__INPUT DATA__
──────────────────────────────

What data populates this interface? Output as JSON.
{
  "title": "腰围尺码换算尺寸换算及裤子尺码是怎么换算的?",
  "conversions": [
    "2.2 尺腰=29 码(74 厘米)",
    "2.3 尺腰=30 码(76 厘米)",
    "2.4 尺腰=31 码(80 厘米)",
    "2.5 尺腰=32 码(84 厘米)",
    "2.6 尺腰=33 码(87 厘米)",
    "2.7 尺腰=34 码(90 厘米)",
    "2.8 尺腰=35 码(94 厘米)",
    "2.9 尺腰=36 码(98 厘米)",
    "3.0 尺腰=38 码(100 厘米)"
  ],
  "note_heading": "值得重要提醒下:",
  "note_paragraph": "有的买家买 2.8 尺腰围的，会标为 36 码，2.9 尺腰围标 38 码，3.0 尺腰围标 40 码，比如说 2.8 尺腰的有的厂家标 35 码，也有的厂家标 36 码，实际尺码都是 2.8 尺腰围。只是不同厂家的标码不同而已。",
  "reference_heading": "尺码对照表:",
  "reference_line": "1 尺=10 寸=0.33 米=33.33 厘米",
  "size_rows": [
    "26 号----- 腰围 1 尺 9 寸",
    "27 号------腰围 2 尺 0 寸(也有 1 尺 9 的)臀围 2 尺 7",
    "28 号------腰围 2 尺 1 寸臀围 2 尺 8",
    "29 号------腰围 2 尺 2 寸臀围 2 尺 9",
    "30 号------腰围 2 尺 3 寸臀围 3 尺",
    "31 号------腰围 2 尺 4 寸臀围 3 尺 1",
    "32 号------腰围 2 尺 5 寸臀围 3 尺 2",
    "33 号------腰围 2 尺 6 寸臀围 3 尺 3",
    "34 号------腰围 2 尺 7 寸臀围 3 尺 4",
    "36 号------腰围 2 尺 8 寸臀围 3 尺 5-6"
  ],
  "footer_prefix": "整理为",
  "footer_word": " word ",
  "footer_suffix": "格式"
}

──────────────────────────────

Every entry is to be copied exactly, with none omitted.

__ANSWER AREA__
What data populates this interface? Output as JSON.
{
  "title": "腰围尺码换算尺寸换算及裤子尺码是怎么换算的?",
  "conversions": [
    "2.2 尺腰=29 码(74 厘米)",
    "2.3 尺腰=30 码(76 厘米)",
    "2.4 尺腰=31 码(80 厘米)",
    "2.5 尺腰=32 码(84 厘米)",
    "2.6 尺腰=33 码(87 厘米)",
    "2.7 尺腰=34 码(90 厘米)",
    "2.8 尺腰=35 码(94 厘米)",
    "2.9 尺腰=36 码(98 厘米)",
    "3.0 尺腰=38 码(100 厘米)"
  ],
  "note_heading": "值得重要提醒下:",
  "note_paragraph": "有的买家买 2.8 尺腰围的，会标为 36 码，2.9 尺腰围标 38 码，3.0 尺腰围标 40 码，比如说 2.8 尺腰的有的厂家标 35 码，也有的厂家标 36 码，实际尺码都是 2.8 尺腰围。只是不同厂家的标码不同而已。",
  "reference_heading": "尺码对照表:",
  "reference_line": "1 尺=10 寸=0.33 米=33.33 厘米",
  "size_rows": [
    "26 号----- 腰围 1 尺 9 寸",
    "27 号------腰围 2 尺 0 寸(也有 1 尺 9 的)臀围 2 尺 7",
    "28 号------腰围 2 尺 1 寸臀围 2 尺 8",
    "29 号------腰围 2 尺 2 寸臀围 2 尺 9",
    "30 号------腰围 2 尺 3 寸臀围 3 尺",
    "31 号------腰围 2 尺 4 寸臀围 3 尺 1",
    "32 号------腰围 2 尺 5 寸臀围 3 尺 2",
    "33 号------腰围 2 尺 6 寸臀围 3 尺 3",
    "34 号------腰围 2 尺 7 寸臀围 3 尺 4",
    "36 号------腰围 2 尺 8 寸臀围 3 尺 5-6"
  ],
  "footer_prefix": "整理为",
  "footer_word": " word ",
  "footer_suffix": "格式"
}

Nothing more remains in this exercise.